**Source material**

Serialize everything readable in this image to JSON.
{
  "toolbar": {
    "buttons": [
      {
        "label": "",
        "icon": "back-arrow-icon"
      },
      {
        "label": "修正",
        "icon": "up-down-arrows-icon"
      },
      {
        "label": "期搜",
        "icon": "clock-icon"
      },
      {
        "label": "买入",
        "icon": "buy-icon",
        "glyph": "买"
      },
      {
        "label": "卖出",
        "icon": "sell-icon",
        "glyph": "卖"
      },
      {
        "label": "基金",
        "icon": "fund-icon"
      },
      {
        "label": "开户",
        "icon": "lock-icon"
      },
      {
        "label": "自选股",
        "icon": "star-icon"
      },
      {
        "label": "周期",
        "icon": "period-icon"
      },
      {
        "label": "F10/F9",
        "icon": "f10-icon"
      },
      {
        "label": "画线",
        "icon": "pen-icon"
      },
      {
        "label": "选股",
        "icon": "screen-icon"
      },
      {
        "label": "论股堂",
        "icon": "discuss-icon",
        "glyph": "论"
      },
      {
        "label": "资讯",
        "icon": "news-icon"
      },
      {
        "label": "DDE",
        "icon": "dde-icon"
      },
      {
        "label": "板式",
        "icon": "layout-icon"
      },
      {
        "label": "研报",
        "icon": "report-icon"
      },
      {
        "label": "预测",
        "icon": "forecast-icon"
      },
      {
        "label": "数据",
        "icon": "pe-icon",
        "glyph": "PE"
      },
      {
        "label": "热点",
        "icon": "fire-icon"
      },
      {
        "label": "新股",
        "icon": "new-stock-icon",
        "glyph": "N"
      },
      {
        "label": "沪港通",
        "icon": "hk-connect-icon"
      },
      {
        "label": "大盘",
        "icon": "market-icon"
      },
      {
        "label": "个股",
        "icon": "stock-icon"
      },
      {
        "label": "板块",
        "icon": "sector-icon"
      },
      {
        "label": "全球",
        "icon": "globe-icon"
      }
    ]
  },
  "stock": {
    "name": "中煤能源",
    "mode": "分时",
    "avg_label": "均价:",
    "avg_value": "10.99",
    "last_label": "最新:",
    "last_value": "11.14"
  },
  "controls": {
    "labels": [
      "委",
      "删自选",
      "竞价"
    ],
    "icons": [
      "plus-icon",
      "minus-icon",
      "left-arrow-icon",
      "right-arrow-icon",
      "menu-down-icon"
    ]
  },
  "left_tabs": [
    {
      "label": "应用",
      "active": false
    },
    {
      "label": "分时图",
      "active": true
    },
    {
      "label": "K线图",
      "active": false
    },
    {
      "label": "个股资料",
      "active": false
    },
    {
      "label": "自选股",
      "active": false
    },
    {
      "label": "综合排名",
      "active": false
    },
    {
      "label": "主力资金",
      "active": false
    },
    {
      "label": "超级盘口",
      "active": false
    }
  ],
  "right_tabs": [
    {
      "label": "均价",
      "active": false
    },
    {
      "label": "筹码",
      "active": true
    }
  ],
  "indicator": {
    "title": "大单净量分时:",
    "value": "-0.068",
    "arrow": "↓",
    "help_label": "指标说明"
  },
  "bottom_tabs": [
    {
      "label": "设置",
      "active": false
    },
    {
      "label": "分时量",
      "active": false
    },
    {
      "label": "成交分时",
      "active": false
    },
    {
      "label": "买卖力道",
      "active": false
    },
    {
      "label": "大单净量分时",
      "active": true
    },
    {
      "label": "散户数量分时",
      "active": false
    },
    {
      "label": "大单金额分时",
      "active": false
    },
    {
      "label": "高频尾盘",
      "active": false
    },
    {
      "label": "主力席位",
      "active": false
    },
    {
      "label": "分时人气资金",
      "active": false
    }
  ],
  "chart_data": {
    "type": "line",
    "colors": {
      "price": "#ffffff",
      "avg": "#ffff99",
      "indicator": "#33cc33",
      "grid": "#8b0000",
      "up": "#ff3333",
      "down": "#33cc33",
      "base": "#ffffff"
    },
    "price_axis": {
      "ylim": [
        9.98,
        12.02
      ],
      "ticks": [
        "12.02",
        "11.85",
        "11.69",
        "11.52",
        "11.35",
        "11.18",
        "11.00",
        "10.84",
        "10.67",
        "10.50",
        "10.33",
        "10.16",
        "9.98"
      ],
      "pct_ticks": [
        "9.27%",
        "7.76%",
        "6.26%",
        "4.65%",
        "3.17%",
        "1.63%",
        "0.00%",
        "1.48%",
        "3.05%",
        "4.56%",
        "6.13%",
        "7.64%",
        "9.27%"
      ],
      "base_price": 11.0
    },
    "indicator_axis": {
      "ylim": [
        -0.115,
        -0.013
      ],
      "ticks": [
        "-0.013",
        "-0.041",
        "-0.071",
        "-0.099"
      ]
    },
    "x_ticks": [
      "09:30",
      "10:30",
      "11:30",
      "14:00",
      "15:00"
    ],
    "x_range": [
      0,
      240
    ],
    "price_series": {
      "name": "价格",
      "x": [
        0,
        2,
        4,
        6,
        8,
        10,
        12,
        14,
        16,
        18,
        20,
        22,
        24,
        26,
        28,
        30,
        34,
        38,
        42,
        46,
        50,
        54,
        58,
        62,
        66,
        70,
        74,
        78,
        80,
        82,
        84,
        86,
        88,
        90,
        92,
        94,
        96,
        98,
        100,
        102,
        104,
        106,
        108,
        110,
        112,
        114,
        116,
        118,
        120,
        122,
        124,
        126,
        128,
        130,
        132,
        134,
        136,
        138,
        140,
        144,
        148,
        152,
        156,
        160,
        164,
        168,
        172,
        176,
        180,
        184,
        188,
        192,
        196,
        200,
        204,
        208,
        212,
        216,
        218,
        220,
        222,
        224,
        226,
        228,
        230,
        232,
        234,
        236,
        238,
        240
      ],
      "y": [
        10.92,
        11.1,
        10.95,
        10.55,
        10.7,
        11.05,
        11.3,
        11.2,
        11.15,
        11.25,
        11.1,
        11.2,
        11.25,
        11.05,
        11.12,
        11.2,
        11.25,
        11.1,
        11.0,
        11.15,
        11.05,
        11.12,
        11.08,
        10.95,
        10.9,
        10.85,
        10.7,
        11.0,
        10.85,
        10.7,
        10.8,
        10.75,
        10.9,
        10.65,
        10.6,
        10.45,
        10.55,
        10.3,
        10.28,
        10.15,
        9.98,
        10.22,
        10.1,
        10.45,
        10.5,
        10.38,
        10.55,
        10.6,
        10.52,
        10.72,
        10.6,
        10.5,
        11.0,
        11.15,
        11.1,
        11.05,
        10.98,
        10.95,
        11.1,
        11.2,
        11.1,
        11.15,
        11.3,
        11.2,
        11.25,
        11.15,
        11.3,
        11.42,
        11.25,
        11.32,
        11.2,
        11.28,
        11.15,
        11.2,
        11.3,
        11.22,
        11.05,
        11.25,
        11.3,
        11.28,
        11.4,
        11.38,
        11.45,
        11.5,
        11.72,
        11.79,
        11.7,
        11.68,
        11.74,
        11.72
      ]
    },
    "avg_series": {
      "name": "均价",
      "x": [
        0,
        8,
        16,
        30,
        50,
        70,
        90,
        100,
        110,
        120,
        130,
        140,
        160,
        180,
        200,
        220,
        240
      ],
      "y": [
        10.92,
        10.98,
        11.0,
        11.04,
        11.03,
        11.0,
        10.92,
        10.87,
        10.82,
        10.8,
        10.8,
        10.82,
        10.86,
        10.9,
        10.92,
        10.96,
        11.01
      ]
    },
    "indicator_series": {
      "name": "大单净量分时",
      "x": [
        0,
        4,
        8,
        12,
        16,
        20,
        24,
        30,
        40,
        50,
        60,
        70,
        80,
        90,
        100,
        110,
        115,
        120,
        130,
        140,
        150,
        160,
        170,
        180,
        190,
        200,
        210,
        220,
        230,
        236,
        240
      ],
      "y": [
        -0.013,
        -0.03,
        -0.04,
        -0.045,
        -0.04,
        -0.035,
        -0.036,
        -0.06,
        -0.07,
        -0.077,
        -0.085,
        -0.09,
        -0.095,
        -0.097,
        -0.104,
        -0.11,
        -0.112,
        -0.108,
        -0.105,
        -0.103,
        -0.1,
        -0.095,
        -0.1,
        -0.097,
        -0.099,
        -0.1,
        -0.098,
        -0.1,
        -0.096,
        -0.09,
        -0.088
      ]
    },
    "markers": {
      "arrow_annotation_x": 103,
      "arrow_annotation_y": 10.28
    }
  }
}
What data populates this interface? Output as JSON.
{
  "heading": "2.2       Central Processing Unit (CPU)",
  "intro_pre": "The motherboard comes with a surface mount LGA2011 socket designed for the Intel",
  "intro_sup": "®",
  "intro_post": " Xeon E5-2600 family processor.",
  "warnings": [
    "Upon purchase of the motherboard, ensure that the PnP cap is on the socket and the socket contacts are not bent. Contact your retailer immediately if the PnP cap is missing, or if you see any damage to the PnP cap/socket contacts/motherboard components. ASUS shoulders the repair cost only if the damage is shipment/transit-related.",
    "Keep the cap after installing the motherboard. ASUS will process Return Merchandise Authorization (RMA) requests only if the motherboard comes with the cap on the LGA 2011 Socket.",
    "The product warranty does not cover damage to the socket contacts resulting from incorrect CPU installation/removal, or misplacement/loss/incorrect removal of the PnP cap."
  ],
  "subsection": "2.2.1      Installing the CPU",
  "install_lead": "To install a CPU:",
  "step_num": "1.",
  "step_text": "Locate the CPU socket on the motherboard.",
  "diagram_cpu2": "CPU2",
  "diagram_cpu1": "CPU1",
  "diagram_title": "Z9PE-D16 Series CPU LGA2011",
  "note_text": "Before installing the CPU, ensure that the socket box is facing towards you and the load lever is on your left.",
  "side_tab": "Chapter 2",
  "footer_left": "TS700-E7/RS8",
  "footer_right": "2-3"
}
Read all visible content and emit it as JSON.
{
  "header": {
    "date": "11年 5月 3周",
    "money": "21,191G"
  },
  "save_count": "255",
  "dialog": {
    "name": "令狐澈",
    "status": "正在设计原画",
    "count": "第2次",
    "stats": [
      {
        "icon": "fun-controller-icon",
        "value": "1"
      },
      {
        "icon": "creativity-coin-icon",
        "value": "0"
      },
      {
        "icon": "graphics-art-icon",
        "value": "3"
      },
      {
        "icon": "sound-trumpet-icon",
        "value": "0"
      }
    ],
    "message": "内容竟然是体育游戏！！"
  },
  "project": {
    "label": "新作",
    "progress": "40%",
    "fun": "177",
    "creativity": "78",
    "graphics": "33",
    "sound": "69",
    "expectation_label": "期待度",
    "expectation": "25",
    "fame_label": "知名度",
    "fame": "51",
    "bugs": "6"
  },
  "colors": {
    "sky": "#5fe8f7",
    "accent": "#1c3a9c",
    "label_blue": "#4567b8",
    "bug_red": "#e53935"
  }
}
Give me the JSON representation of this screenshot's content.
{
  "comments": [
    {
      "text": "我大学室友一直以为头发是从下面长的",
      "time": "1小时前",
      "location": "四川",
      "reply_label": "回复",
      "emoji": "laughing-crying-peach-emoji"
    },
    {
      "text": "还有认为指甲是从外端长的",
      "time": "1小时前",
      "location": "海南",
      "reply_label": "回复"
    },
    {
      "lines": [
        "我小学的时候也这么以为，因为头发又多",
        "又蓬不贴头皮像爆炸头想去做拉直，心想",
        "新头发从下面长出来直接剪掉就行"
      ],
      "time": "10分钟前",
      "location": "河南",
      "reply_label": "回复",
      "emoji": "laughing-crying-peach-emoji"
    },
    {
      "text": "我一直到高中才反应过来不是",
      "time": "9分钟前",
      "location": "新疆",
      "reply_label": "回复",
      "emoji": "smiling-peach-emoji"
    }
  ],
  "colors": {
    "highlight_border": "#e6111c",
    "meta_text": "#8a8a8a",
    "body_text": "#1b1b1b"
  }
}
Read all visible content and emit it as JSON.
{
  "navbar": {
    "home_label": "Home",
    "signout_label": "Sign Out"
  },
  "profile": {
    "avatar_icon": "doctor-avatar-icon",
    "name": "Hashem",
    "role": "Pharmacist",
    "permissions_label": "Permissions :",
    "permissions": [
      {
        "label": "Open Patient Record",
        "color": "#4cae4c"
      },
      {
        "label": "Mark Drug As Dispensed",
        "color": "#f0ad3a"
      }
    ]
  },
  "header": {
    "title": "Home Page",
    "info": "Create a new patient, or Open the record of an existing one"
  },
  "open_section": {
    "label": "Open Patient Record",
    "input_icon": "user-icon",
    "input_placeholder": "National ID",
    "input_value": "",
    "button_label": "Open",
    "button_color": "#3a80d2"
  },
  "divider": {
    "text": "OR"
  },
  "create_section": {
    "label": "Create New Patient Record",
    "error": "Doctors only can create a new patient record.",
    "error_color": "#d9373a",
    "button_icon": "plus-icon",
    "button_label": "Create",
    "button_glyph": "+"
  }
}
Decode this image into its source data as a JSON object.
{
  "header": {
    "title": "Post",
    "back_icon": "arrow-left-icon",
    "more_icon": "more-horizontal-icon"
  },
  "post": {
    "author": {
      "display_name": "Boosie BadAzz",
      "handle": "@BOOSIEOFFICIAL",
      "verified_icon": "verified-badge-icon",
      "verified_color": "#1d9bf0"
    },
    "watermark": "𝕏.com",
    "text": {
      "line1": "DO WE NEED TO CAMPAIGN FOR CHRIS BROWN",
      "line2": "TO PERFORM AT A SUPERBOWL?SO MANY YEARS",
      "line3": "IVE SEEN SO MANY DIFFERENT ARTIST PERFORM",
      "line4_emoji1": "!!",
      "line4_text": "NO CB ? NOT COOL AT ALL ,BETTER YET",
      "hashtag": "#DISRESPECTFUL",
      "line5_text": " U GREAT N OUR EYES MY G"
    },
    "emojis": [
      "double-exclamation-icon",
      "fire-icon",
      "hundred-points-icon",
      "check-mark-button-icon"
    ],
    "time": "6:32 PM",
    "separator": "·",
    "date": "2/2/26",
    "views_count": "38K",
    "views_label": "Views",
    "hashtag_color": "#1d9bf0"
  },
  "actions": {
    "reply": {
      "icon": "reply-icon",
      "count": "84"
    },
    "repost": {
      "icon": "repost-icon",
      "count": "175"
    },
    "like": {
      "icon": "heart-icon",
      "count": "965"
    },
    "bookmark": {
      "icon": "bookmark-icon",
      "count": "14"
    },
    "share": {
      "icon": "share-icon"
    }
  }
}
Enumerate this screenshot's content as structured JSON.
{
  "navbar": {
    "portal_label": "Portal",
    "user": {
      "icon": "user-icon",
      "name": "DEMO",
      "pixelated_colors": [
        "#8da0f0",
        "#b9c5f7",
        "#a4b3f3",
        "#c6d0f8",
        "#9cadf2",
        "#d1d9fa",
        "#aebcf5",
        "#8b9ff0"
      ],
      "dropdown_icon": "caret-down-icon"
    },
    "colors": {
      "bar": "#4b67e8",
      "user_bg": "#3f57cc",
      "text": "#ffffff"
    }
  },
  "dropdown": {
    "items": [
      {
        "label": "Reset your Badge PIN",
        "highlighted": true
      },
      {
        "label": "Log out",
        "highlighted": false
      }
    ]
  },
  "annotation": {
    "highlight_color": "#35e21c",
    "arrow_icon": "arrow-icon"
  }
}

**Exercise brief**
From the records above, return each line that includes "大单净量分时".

**Written solution**
    "title": "大单净量分时:",
      "label": "大单净量分时",
      "name": "大单净量分时",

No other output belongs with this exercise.